Segment Start: Entries provided
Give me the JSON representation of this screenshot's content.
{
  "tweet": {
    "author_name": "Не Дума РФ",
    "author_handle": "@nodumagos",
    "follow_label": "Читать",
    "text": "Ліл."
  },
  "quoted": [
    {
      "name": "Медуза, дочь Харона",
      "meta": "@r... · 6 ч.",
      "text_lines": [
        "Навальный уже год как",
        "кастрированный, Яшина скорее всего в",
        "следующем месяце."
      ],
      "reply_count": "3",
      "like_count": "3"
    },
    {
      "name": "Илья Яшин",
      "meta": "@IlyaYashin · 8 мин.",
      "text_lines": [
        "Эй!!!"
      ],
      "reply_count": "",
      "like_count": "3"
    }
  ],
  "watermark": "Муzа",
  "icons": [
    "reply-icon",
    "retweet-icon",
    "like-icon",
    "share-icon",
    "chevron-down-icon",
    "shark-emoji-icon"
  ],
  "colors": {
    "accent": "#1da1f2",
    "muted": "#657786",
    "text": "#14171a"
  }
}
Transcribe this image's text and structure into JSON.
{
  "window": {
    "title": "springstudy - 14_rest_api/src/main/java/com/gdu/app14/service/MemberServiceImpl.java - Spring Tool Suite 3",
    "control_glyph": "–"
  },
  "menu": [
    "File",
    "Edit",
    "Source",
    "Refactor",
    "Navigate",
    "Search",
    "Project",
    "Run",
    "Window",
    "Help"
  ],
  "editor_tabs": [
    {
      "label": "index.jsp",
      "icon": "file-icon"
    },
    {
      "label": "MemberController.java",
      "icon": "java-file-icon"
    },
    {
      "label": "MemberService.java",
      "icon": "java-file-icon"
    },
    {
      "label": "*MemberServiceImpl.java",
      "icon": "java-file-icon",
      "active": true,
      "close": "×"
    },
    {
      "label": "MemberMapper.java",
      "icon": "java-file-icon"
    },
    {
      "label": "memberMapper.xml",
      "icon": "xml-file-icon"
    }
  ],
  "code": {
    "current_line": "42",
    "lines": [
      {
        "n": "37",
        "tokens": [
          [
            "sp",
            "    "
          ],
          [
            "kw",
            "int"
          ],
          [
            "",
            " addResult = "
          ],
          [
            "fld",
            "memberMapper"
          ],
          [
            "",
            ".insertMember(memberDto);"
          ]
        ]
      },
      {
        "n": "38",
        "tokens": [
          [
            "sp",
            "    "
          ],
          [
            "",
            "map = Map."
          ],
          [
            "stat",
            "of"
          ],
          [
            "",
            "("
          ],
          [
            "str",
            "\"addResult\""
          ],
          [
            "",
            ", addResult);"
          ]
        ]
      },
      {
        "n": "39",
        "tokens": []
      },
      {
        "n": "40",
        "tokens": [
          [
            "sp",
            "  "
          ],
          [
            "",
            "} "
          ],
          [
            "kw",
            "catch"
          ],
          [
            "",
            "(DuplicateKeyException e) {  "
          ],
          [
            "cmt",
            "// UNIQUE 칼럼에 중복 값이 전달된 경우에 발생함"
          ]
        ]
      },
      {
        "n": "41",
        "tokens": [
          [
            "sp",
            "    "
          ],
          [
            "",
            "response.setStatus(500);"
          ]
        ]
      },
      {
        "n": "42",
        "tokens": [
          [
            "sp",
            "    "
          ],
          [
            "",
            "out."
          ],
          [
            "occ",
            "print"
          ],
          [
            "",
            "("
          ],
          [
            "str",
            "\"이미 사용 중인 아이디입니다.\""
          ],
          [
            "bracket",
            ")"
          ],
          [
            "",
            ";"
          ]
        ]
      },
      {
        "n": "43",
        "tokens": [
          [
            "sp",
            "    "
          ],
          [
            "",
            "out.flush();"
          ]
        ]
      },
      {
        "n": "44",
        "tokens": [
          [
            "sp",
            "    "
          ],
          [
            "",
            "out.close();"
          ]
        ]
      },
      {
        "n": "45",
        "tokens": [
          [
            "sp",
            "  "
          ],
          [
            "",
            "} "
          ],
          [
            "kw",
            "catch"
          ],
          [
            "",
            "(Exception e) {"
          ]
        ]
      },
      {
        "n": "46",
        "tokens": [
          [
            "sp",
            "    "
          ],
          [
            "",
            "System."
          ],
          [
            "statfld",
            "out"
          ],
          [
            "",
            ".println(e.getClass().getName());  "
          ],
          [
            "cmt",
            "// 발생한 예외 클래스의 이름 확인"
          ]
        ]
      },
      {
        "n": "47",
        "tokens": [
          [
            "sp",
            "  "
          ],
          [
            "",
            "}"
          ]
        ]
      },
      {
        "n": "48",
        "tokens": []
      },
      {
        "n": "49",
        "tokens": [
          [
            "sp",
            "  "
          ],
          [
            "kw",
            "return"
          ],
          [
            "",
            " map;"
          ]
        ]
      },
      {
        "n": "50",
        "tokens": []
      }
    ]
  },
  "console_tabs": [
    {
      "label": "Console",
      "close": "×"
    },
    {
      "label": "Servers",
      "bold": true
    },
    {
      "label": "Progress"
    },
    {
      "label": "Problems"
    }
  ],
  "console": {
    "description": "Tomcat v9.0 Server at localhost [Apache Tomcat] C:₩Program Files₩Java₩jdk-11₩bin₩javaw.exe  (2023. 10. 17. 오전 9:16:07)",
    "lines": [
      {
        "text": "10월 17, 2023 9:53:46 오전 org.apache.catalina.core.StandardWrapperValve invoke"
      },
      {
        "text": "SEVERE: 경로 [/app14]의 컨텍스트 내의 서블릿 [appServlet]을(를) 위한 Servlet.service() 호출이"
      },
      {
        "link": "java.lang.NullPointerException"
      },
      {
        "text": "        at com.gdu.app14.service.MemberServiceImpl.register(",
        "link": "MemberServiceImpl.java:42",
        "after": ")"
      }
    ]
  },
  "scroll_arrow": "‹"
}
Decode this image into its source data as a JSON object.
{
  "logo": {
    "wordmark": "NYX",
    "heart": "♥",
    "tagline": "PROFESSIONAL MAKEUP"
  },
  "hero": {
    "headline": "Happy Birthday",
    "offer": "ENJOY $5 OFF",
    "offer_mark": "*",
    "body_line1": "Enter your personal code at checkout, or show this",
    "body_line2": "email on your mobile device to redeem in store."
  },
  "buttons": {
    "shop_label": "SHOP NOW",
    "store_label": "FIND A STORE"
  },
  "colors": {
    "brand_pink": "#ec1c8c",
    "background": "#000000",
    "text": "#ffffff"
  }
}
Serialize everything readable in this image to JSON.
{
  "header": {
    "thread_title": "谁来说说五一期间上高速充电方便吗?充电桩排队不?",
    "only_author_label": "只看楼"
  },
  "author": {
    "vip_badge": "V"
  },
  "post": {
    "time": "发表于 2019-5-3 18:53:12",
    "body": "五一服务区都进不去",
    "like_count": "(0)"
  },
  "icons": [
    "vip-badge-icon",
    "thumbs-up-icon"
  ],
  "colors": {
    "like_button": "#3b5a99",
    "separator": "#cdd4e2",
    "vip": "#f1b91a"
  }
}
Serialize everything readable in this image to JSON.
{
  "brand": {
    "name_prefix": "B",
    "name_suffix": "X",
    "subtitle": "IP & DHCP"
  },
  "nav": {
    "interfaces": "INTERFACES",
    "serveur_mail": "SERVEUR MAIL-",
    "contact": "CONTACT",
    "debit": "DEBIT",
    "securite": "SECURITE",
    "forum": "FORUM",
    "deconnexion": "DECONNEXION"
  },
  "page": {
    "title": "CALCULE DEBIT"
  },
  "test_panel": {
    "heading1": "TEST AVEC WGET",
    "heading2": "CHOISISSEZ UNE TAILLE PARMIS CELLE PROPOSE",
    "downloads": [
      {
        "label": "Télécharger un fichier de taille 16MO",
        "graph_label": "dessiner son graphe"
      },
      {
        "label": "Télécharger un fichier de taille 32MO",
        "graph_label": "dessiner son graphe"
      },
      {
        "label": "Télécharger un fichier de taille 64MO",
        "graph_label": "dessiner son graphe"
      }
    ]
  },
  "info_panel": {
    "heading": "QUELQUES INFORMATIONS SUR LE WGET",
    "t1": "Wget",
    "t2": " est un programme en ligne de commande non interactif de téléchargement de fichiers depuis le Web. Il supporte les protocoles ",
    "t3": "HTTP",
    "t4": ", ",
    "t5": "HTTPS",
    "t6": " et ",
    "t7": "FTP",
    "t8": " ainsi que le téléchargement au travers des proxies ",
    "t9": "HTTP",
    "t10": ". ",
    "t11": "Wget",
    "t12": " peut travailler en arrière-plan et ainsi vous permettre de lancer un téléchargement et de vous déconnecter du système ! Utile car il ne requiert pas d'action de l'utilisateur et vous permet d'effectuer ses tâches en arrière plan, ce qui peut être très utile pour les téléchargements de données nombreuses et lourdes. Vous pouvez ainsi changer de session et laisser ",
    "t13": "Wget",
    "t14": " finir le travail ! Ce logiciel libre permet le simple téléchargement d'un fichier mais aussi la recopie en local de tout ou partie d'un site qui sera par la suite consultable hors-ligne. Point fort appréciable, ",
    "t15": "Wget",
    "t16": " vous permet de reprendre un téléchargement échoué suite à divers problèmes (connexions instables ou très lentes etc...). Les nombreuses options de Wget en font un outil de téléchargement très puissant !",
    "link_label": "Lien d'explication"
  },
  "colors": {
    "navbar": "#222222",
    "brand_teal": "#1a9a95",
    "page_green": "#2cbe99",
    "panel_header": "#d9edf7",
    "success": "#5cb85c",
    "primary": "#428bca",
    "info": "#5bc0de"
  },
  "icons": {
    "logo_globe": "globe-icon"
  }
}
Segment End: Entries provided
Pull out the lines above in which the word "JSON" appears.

Give me the JSON representation of this screenshot's content.
Transcribe this image's text and structure into JSON.
Decode this image into its source data as a JSON object.
Serialize everything readable in this image to JSON.
Serialize everything readable in this image to JSON.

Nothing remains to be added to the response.